Type the word ‘supplement’ into Google and you will be presented with 55,300,000 results, which include a plethora of supplement retailers, articles and advertorials touting supplements for weight loss, muscle gain, fatigue… the list goes on.
On top of this, supplements can be found in every supermarket, high street health store, chemist and independent health food shops. With such a wide range of supplements, how do we know which ones to choose?
- Firstly, we have to be confident we need a supplement. It’s too easy to go out and buy a supplement, after reading an article or chatting to a friend about its amazing benefits, without really considering whether it’s necessary for us. Evidence shows that our food may no longer supply us with all of the nutrients we need, but equally we shouldn’t rely on supplements to patch up poor food choices;

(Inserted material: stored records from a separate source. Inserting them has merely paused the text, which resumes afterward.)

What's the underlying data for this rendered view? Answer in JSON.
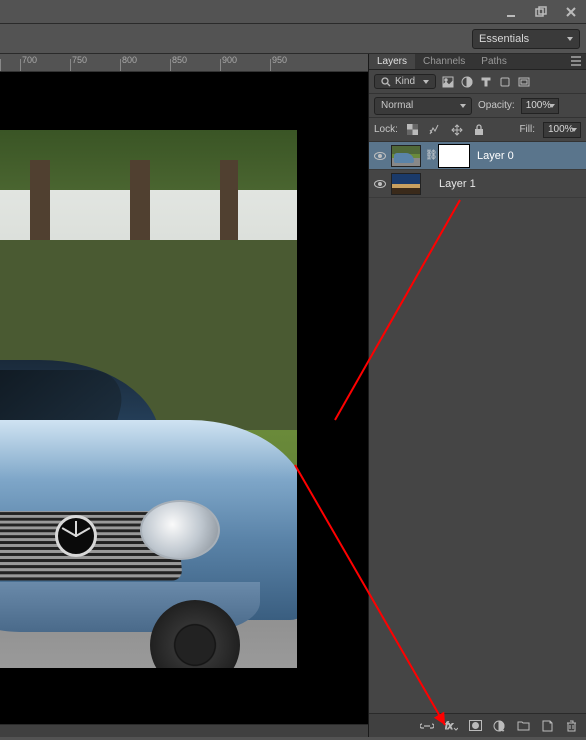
{
  "workspace": {
    "selected": "Essentials"
  },
  "ruler": {
    "marks": [
      "700",
      "750",
      "800",
      "850",
      "900",
      "950"
    ]
  },
  "panels": {
    "tabs": {
      "layers": "Layers",
      "channels": "Channels",
      "paths": "Paths",
      "active": "layers"
    },
    "filter": {
      "label": "Kind"
    },
    "blend": {
      "mode": "Normal",
      "opacity_label": "Opacity:",
      "opacity_value": "100%"
    },
    "lock": {
      "label": "Lock:",
      "fill_label": "Fill:",
      "fill_value": "100%"
    },
    "layers": [
      {
        "name": "Layer 0",
        "has_mask": true,
        "selected": true
      },
      {
        "name": "Layer 1",
        "has_mask": false,
        "selected": false
      }
    ]
  }
}
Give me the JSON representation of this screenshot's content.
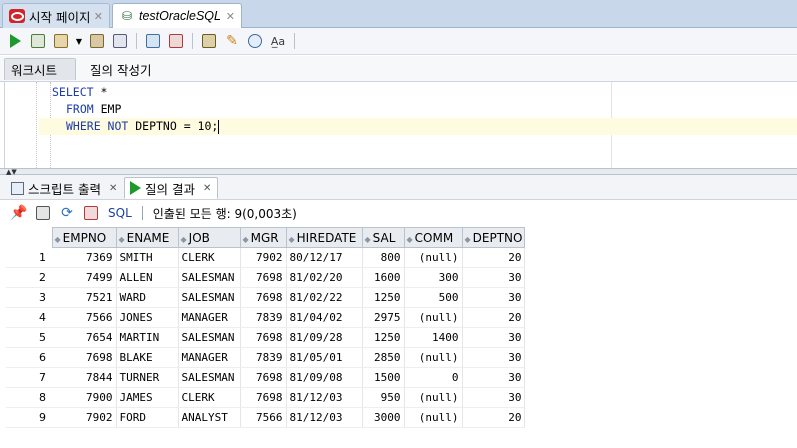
{
  "doc_tabs": [
    {
      "label": "시작 페이지"
    },
    {
      "label": "testOracleSQL"
    }
  ],
  "worksheet_tabs": [
    {
      "label": "워크시트"
    },
    {
      "label": "질의 작성기"
    }
  ],
  "editor": {
    "lines": [
      {
        "kw1": "SELECT",
        "rest": " *"
      },
      {
        "kw1": "FROM",
        "rest": " EMP"
      },
      {
        "kw1": "WHERE NOT",
        "rest": " DEPTNO = 10;"
      }
    ]
  },
  "result_tabs": [
    {
      "label": "스크립트 출력"
    },
    {
      "label": "질의 결과"
    }
  ],
  "result_toolbar": {
    "sql_label": "SQL",
    "status": "인출된 모든 행: 9(0,003초)"
  },
  "grid": {
    "columns": [
      "EMPNO",
      "ENAME",
      "JOB",
      "MGR",
      "HIREDATE",
      "SAL",
      "COMM",
      "DEPTNO"
    ],
    "rows": [
      {
        "n": "1",
        "cells": [
          "7369",
          "SMITH",
          "CLERK",
          "7902",
          "80/12/17",
          "800",
          "(null)",
          "20"
        ]
      },
      {
        "n": "2",
        "cells": [
          "7499",
          "ALLEN",
          "SALESMAN",
          "7698",
          "81/02/20",
          "1600",
          "300",
          "30"
        ]
      },
      {
        "n": "3",
        "cells": [
          "7521",
          "WARD",
          "SALESMAN",
          "7698",
          "81/02/22",
          "1250",
          "500",
          "30"
        ]
      },
      {
        "n": "4",
        "cells": [
          "7566",
          "JONES",
          "MANAGER",
          "7839",
          "81/04/02",
          "2975",
          "(null)",
          "20"
        ]
      },
      {
        "n": "5",
        "cells": [
          "7654",
          "MARTIN",
          "SALESMAN",
          "7698",
          "81/09/28",
          "1250",
          "1400",
          "30"
        ]
      },
      {
        "n": "6",
        "cells": [
          "7698",
          "BLAKE",
          "MANAGER",
          "7839",
          "81/05/01",
          "2850",
          "(null)",
          "30"
        ]
      },
      {
        "n": "7",
        "cells": [
          "7844",
          "TURNER",
          "SALESMAN",
          "7698",
          "81/09/08",
          "1500",
          "0",
          "30"
        ]
      },
      {
        "n": "8",
        "cells": [
          "7900",
          "JAMES",
          "CLERK",
          "7698",
          "81/12/03",
          "950",
          "(null)",
          "30"
        ]
      },
      {
        "n": "9",
        "cells": [
          "7902",
          "FORD",
          "ANALYST",
          "7566",
          "81/12/03",
          "3000",
          "(null)",
          "20"
        ]
      }
    ]
  },
  "colors": {
    "keyword": "#1d3ea8",
    "run_green": "#1e9a2c",
    "current_line": "#fffbe0"
  }
}
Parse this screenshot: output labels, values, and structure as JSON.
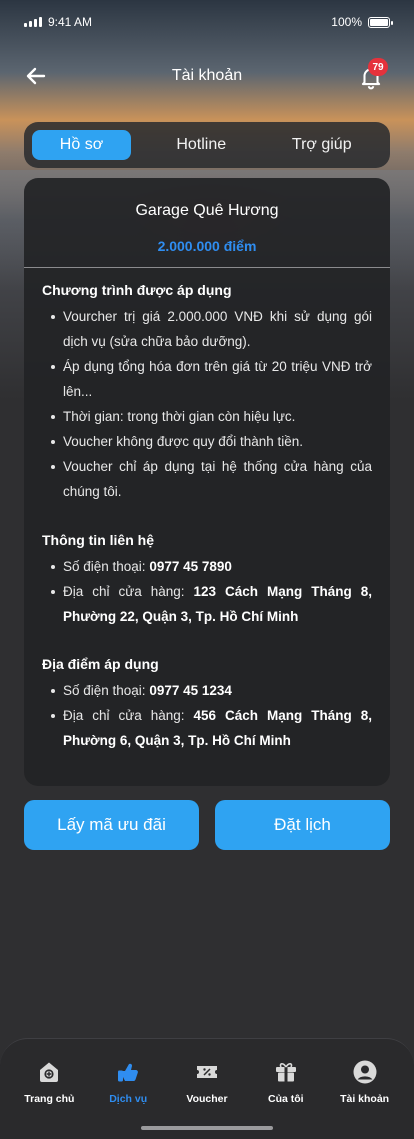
{
  "status_bar": {
    "time": "9:41 AM",
    "battery": "100%"
  },
  "header": {
    "title": "Tài khoản",
    "notification_count": "79"
  },
  "tabs": [
    {
      "label": "Hồ sơ",
      "active": true
    },
    {
      "label": "Hotline",
      "active": false
    },
    {
      "label": "Trợ giúp",
      "active": false
    }
  ],
  "card": {
    "name": "Garage Quê Hương",
    "points": "2.000.000 điểm",
    "program": {
      "title": "Chương trình được áp dụng",
      "items": [
        "Vourcher trị giá 2.000.000 VNĐ khi sử dụng gói dịch vụ (sửa chữa bảo dưỡng).",
        "Áp dụng tổng hóa đơn trên giá từ 20 triệu VNĐ trở lên...",
        "Thời gian: trong thời gian còn hiệu lực.",
        "Voucher không được quy đổi thành tiền.",
        "Voucher chỉ áp dụng tại hệ thống cửa hàng của chúng tôi."
      ]
    },
    "contact": {
      "title": "Thông tin liên hệ",
      "phone_label": "Số điện thoại: ",
      "phone": "0977 45 7890",
      "address_label": "Địa chỉ cửa hàng: ",
      "address": "123 Cách Mạng Tháng 8, Phường 22, Quận 3, Tp. Hồ Chí Minh"
    },
    "location": {
      "title": "Địa điểm áp dụng",
      "phone_label": "Số điện thoại: ",
      "phone": "0977 45 1234",
      "address_label": "Địa chỉ cửa hàng: ",
      "address": "456 Cách Mạng Tháng 8, Phường 6, Quận 3, Tp. Hồ Chí Minh"
    }
  },
  "actions": {
    "get_code": "Lấy mã ưu đãi",
    "book": "Đặt lịch"
  },
  "nav": [
    {
      "label": "Trang chủ",
      "icon": "home-icon",
      "active": false
    },
    {
      "label": "Dịch vụ",
      "icon": "service-icon",
      "active": true
    },
    {
      "label": "Voucher",
      "icon": "voucher-icon",
      "active": false
    },
    {
      "label": "Của tôi",
      "icon": "gift-icon",
      "active": false
    },
    {
      "label": "Tài khoản",
      "icon": "account-icon",
      "active": false
    }
  ],
  "colors": {
    "accent": "#2fa3f2",
    "points": "#2f8df0",
    "badge": "#e5323c",
    "background": "#2f2f31"
  }
}
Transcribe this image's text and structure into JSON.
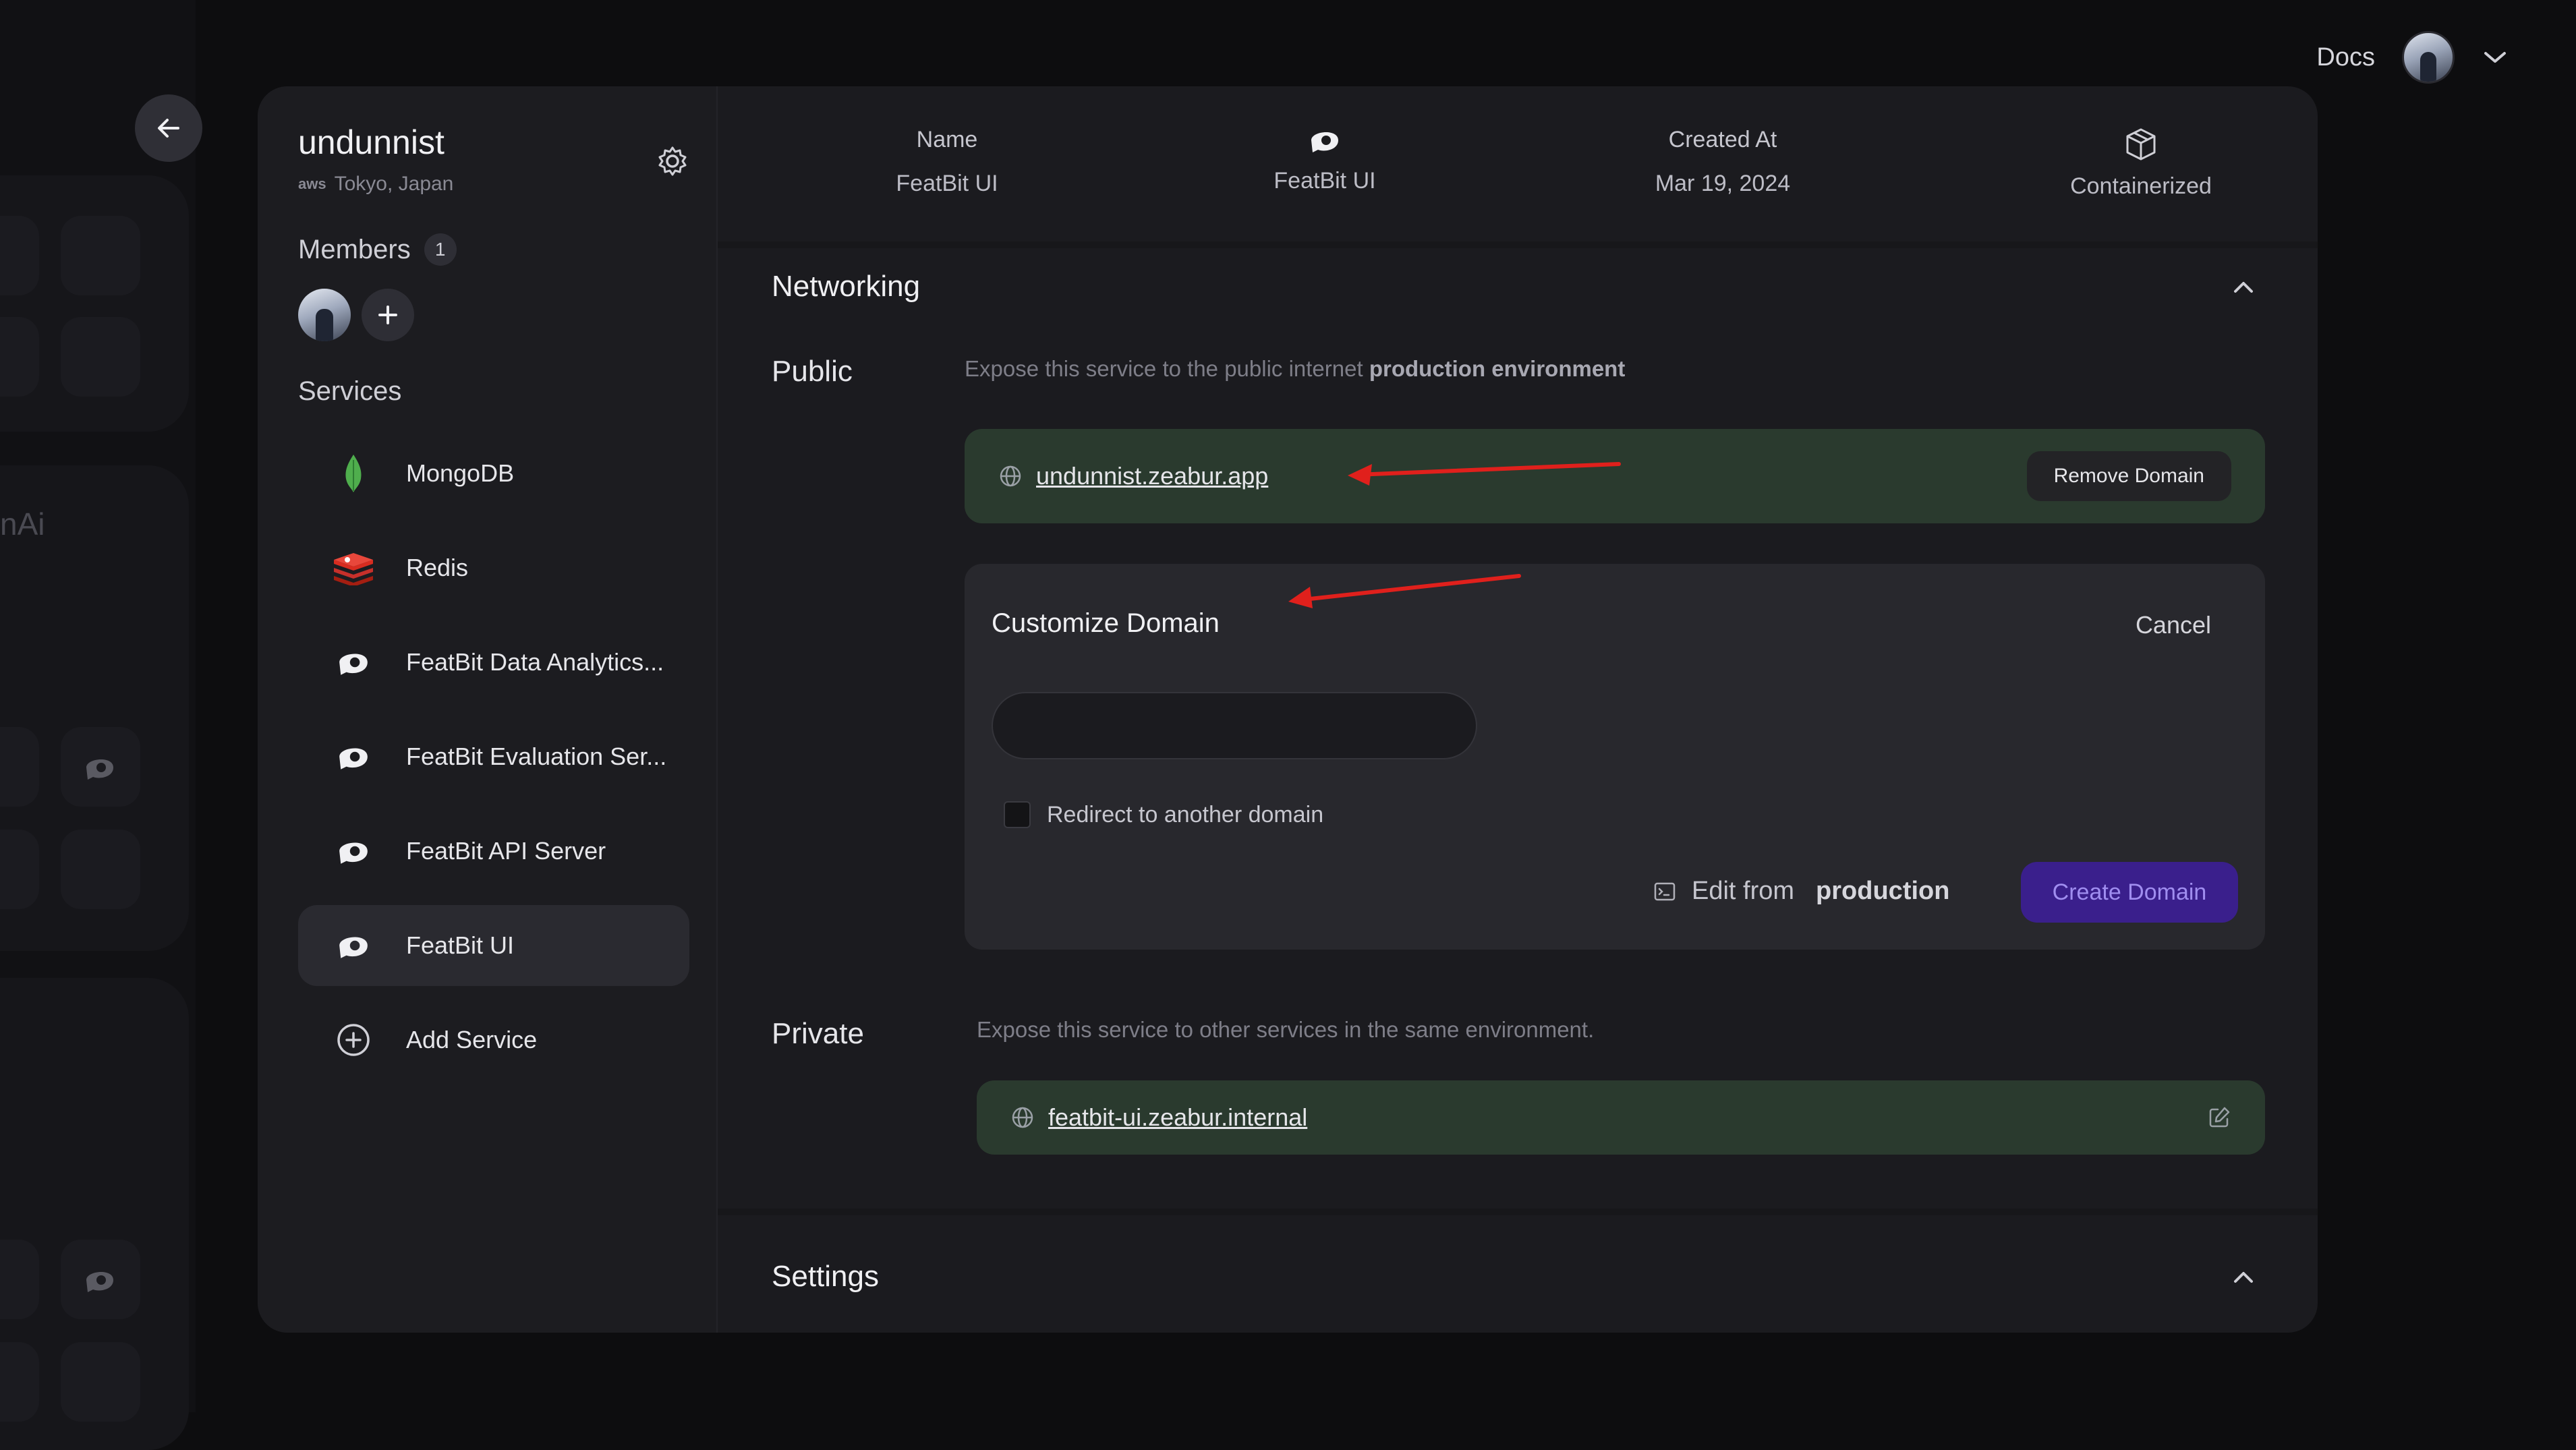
{
  "topbar": {
    "docs_label": "Docs"
  },
  "background": {
    "partial_text": "nAi"
  },
  "project": {
    "name": "undunnist",
    "provider": "aws",
    "location": "Tokyo, Japan"
  },
  "members": {
    "title": "Members",
    "count": "1"
  },
  "services": {
    "title": "Services",
    "items": [
      {
        "label": "MongoDB",
        "icon": "mongodb-icon"
      },
      {
        "label": "Redis",
        "icon": "redis-icon"
      },
      {
        "label": "FeatBit Data Analytics...",
        "icon": "featbit-icon"
      },
      {
        "label": "FeatBit Evaluation Ser...",
        "icon": "featbit-icon"
      },
      {
        "label": "FeatBit API Server",
        "icon": "featbit-icon"
      },
      {
        "label": "FeatBit UI",
        "icon": "featbit-icon",
        "active": true
      },
      {
        "label": "Add Service",
        "icon": "plus-circle-icon"
      }
    ]
  },
  "info": {
    "name_label": "Name",
    "name_value": "FeatBit UI",
    "template_value": "FeatBit UI",
    "created_label": "Created At",
    "created_value": "Mar 19, 2024",
    "type_value": "Containerized"
  },
  "networking": {
    "title": "Networking",
    "public": {
      "title": "Public",
      "desc_prefix": "Expose this service to the public internet",
      "desc_bold": "production environment",
      "domain": "undunnist.zeabur.app",
      "remove_label": "Remove Domain"
    },
    "customize": {
      "title": "Customize Domain",
      "cancel_label": "Cancel",
      "input_value": "",
      "redirect_label": "Redirect to another domain",
      "edit_from_label": "Edit from",
      "edit_from_env": "production",
      "create_label": "Create Domain"
    },
    "private": {
      "title": "Private",
      "desc": "Expose this service to other services in the same environment.",
      "domain": "featbit-ui.zeabur.internal"
    }
  },
  "settings": {
    "title": "Settings"
  },
  "colors": {
    "accent_button": "#3a1f8c",
    "domain_bar": "#2a3a2e",
    "annotation_arrow": "#e0201c"
  }
}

- Secondly, do we really know what all of those added ingredients are that we see on the side of the container, or do we just take it for granted that they’re totally harmless? Well the truth is, they may not be harmless. For instance, magnesium stearate is found in many supplements because it makes their processing easier. However, magnesium stearate can build up and cause digestive problems. Titanium dioxide is another common additive in supplements and this is now viewed as potentially carcinogenic. This is just the tip of the iceberg;
- Thirdly, it’s important before choosing a supplement to understand the bioavailability of the different forms of vitamins and minerals. For instance, calcium in the form of carbonate is poorly absorbed in comparison to calcium citrate, which is much better absorbed. Even if you do choose more absorbable forms of nutrients, they may still be poorly taken up due to gastrointestinal issues such as intestinal permeability, low stomach acid or inflammatory bowel disease. In a case such as this you may want to choose a supplement in liquid form, which may mean it is better absorbed, as well as seeking support for the issue or condition.
Unfortunately quality can also be a problem. There are many worldwide studies that have uncovered quality issues in supplements, so make sure you do the research before buying a potentially substandard product.
If all of this wasn’t enough to consider, now at the forefront of the supplement world are ‘food-state’ supplements. Rather than being isolated nutrients that are reproduced synthetically into a tablet, food state supplements take the nutrient in its natural form as well as the co-factors, which help the nutrient to be absorbed and utilised and bond them in a food complex. This means they have a high rate of absorbency, are of superior quality and are retained for longer by the body than synthetic supplements.
As you can see there’s a lot to think about, but it’s worth thinking about, because what you put into your body, whether it’s in the form of food, supplements or medication, is paramount to your health.
Just a final cautionary note: if you’re on medication, it’s vital that you check for possible interactions between your medication and any supplements you’re on.
Bio: Elizabeth Cooper is a Nutritional Therapist who runs several clinics, both privately and for a leading health charity, around Leeds and Harrogate. She is also co-author of a healthy lifestyle booklet for children.